You were on right path; tert-butyl carbocation is quite stable$\ldots$ so stable that the acylium cation, which normally reacts withas an acylated compoundelectrophile itself, instead decomposes via decarbonylation (loss of stable carbon monoxide molecule).

Mechanism

The t-butyl carbocation isn't as stable as the acylium cation, but the difference is small enough that with the help of the non-reversibility of CO loss (which is removed from the mixture as a gas) and reduction of the steric strain (which is lower in t-butyl than in acylium) it is enough to make it the main reaction route (instead of a side route).

You were on right path; tert-butyl carbocation is quite stable$\ldots$ so stable that the acylium cation, which normally reacts with an acylated compound decomposes via decarbonylation (loss of stable carbon monoxide molecule).

Mechanism

t-butyl isn't as stable as acylium cation, but the difference is small enough that with the help of the non-reversibility of CO loss (which is removed from the mixture as a gas) and reduction of the steric strain (which is lower in t-butyl than in acylium) it is enough to make it the main reaction route (instead of side route).

You were on right path; tert-butyl carbocation is quite stable$\ldots$ so stable that the acylium cation, which normally reacts as an electrophile itself, instead decomposes via decarbonylation (loss of stable carbon monoxide molecule).

Mechanism

The t-butyl carbocation isn't as stable as the acylium cation, but the difference is small enough that with the help of the non-reversibility of CO loss (which is removed from the mixture as a gas) and reduction of the steric strain (which is lower in t-butyl than in acylium) it is enough to make it the main reaction route (instead of a side route).

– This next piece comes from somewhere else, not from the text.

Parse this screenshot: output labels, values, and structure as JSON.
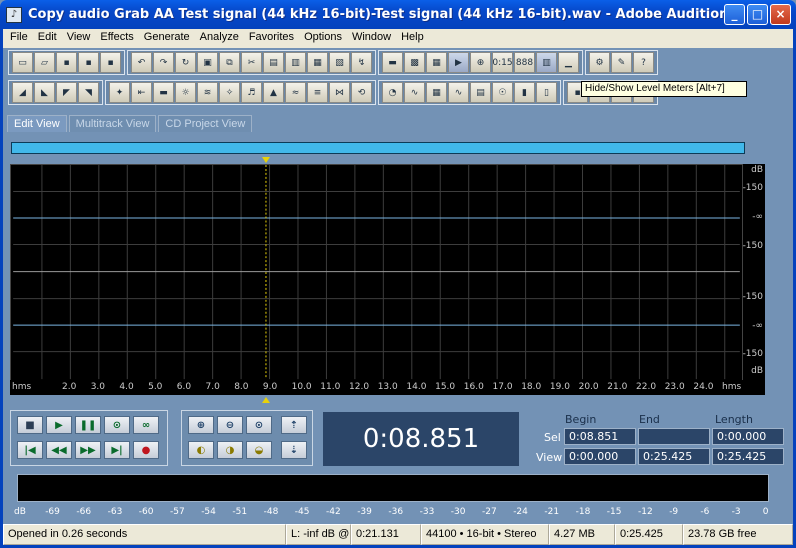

4 added 71 characters in body
source | link
3 edited body
source | link
2 I no like HyphenOverflow.
source | link
1
source | link